=== Dataset records ===

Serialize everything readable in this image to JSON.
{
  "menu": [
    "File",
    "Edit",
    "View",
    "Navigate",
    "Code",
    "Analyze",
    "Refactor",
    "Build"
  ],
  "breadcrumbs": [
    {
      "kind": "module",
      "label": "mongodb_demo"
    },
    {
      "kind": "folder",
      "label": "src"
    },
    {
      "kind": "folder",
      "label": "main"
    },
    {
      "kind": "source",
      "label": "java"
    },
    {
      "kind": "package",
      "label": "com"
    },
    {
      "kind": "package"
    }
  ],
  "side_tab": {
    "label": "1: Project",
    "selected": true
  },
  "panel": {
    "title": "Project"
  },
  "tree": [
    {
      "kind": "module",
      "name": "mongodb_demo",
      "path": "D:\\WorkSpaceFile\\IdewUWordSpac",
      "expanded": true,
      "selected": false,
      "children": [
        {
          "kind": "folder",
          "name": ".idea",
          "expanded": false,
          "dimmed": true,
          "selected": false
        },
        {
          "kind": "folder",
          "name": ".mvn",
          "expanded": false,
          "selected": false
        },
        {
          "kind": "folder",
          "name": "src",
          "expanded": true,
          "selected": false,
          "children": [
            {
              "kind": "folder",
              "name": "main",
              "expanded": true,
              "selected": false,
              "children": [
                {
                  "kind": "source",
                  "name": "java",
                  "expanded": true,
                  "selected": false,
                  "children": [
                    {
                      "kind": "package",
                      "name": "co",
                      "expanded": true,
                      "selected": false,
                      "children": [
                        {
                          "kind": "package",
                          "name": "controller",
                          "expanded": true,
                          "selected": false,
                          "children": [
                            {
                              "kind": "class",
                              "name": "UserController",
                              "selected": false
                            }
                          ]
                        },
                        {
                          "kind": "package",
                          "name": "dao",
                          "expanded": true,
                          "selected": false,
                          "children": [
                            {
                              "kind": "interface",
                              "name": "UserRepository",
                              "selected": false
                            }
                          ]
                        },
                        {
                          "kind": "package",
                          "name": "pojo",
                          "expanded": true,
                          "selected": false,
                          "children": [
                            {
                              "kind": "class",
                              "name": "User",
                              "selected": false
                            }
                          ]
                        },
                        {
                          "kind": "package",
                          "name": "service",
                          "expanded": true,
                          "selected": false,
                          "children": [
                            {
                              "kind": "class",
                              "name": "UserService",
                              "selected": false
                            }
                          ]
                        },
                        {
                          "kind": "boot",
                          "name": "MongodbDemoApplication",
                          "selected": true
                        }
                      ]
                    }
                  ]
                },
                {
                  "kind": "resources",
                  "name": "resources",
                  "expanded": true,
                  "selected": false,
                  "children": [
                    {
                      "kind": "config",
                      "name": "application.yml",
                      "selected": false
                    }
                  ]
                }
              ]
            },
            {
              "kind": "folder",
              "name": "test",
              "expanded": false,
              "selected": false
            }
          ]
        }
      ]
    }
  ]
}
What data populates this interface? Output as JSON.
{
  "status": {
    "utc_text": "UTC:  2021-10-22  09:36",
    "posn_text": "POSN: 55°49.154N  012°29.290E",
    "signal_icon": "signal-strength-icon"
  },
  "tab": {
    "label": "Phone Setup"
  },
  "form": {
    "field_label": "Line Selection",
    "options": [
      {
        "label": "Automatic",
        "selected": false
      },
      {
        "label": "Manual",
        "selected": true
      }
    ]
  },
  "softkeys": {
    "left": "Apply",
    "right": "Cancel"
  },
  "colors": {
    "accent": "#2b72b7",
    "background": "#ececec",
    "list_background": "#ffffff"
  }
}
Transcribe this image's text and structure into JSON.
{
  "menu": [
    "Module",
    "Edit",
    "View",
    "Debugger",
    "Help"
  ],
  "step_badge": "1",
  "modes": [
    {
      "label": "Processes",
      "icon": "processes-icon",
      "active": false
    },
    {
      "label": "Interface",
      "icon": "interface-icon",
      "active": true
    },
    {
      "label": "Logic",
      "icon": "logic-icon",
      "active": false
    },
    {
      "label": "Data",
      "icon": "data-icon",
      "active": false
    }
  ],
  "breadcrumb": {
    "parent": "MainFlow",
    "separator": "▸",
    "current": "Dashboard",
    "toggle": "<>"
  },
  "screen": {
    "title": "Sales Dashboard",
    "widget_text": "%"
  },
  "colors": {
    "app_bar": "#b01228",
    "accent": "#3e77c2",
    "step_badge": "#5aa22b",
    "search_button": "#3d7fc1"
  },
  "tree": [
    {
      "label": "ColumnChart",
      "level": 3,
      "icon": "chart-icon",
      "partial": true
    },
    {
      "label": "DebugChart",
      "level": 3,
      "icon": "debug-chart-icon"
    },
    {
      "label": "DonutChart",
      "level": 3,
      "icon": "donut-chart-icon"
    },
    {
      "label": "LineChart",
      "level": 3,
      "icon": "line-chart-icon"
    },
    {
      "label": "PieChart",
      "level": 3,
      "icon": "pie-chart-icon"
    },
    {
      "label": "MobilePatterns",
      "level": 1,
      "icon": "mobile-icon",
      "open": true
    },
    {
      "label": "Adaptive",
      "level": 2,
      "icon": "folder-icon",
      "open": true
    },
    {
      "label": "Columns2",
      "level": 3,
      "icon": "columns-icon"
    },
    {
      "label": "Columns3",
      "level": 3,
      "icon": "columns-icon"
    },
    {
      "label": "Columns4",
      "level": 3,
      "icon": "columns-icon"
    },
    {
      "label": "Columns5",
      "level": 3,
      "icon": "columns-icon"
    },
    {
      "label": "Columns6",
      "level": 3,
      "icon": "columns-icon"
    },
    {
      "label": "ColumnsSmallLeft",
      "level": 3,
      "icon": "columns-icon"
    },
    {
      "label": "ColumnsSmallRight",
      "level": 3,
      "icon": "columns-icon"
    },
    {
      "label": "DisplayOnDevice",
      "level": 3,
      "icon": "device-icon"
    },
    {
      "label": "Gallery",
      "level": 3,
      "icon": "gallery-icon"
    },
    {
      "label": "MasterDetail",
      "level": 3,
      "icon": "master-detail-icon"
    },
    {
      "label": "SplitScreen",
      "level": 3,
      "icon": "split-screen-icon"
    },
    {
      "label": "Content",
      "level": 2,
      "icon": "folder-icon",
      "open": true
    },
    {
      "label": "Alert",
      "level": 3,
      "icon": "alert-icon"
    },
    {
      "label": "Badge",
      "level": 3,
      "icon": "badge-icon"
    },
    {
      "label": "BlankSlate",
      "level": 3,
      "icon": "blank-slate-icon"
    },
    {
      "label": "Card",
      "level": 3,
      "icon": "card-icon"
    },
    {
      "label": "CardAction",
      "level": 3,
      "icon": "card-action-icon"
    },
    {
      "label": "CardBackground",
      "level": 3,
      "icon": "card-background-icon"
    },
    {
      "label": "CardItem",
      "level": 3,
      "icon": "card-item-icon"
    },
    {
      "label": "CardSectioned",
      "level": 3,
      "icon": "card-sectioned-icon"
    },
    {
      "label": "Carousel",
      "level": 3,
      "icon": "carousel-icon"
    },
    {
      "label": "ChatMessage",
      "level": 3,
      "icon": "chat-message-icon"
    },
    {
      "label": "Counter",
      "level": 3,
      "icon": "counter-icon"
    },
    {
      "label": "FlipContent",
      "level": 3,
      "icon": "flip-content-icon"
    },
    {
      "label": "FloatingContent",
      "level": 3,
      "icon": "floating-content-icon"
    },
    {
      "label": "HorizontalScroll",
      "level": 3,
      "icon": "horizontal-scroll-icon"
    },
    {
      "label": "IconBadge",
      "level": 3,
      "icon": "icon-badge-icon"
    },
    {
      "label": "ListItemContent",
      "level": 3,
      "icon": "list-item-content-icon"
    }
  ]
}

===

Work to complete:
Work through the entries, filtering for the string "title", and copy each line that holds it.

Output of the task:
    "title": "Project"
    "title": "Sales Dashboard",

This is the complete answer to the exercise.